Brady is obviously top-dog; Hoyer a useful and seemingly talented backup. While a third QB is always a possibility, I see it as unlikely; there are two other Quarterbacks on the roster - Edelman and Stanback. Stanback has filled in as emergency QB before, and could do so again.

RB: 5 slots.
The last three years the Pats have taken 5 running backs into the season, and every year there have been a few injuries to deal with. Five backs was just enough to cover injuries, so I see no need to change the status quo. A proviso: should one of them should be a full-time FB?

WR slots: 5
I don’t think the number is bad, despite the issues with the Wide Receivers last year. It was more to do with the personnel than the number of slots they took up, so I’ll stick with 5, especially since Slater and Aiken are considered core Special Teams in this analysis.

TE slots: 3

This is one change I’d definitely like to see to the 2009 roster arrangement. The Pats actually started off with 3 Tight Ends, but the young blocker Michael Mathews was cut early on. In hindsight, this seems like a mistake - given the O-line injuries to come and the lack of a fullback, Baker and Watson spent most of their time shoring up a weakened blocking scheme than catching passes. A blocking TE would've lightened the load.

OL slots: 10
Hoodie went into 2009 with 10 O-lineman, and it seemed like just enough - the Pats coped with an extraordinary number of injuries, but never completely ran out of willing and able linemen. While it might not have been pretty all the time, it was enough.

DL slots: 6
Again, no change from 2009. The Pats had just enough guys to deal with injuries to all three starting linemen at one point, so no change is necessary.

LB slots: 8
Preferably 4 OLBs and 4 MLBs, with the backup LBs contributing to special teams. Those every-down Bruschi types are worth their weight in gold, and are absolutely critical to a Belichickian scheme. Tully Banta-Cain is a situational guy, and I'm not sure Burgess is more than a situational pass-rusher, either. Pierre Woods was supposedly going to be a three-down guy and was due for a breakout year, but he disappeared into the nether-regions somehow. Adalius Thomas turned out to not be much of anything.

CB slots: 4
No real change from the playing roster as-is - the Pats took 4 corners to each game and never ran out. Special Teamer Arrington can cover the spot in an emergency.

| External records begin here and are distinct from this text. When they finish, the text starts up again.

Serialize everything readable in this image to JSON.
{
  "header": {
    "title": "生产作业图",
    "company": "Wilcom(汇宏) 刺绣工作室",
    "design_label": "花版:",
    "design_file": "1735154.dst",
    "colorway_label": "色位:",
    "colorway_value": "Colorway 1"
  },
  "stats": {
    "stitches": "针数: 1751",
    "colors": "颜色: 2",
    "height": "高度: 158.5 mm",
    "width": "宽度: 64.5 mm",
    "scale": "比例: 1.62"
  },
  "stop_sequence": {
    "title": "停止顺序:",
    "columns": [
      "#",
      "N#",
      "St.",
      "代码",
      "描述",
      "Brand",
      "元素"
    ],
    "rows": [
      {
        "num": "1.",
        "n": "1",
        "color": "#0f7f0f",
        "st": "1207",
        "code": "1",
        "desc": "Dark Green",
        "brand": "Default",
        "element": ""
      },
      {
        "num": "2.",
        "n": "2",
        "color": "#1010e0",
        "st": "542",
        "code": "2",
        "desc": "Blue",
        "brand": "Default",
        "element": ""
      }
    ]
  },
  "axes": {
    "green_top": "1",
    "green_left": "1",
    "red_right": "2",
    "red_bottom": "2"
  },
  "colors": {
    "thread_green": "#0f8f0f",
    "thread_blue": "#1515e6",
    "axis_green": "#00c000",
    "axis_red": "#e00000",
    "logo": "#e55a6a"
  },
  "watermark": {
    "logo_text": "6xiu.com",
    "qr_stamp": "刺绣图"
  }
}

S slots: 4
Again, no change - the Safety corps was effective enough and was never troubled by injury, so it had enough depth.

ST slots: 3
The Pats had two particularly good ST Gunners who didn’t see a lot of the field outside of special teams - Matthew Slater and, in particular, Kyle Arrington. The status quo worked well. Sam Aiken was a good general purpose, all-units Special Teams guy, and if he's bumped out of a WR slot, he'd would earn one here. All three could find the field in other modes, but keeping them fresh as specialists might work wonders.

K slots: 1
Only one kicker necessary, especially if he can drill deep kickoffs regularly. Welker can cover it in an emergency (if he’s available).

P slots: 1
Only need one; there are always unemployed Punters around.

LS slot: 1
Again, one, especially since Rob Ninkovich can cover the position as a backup.

Now we've got a rough roster to fill, I'll come up with a following post examining each position to determine who will stay, go, and if they go, how they could be replaced. It's mock-draft time! 

Thanks for reading.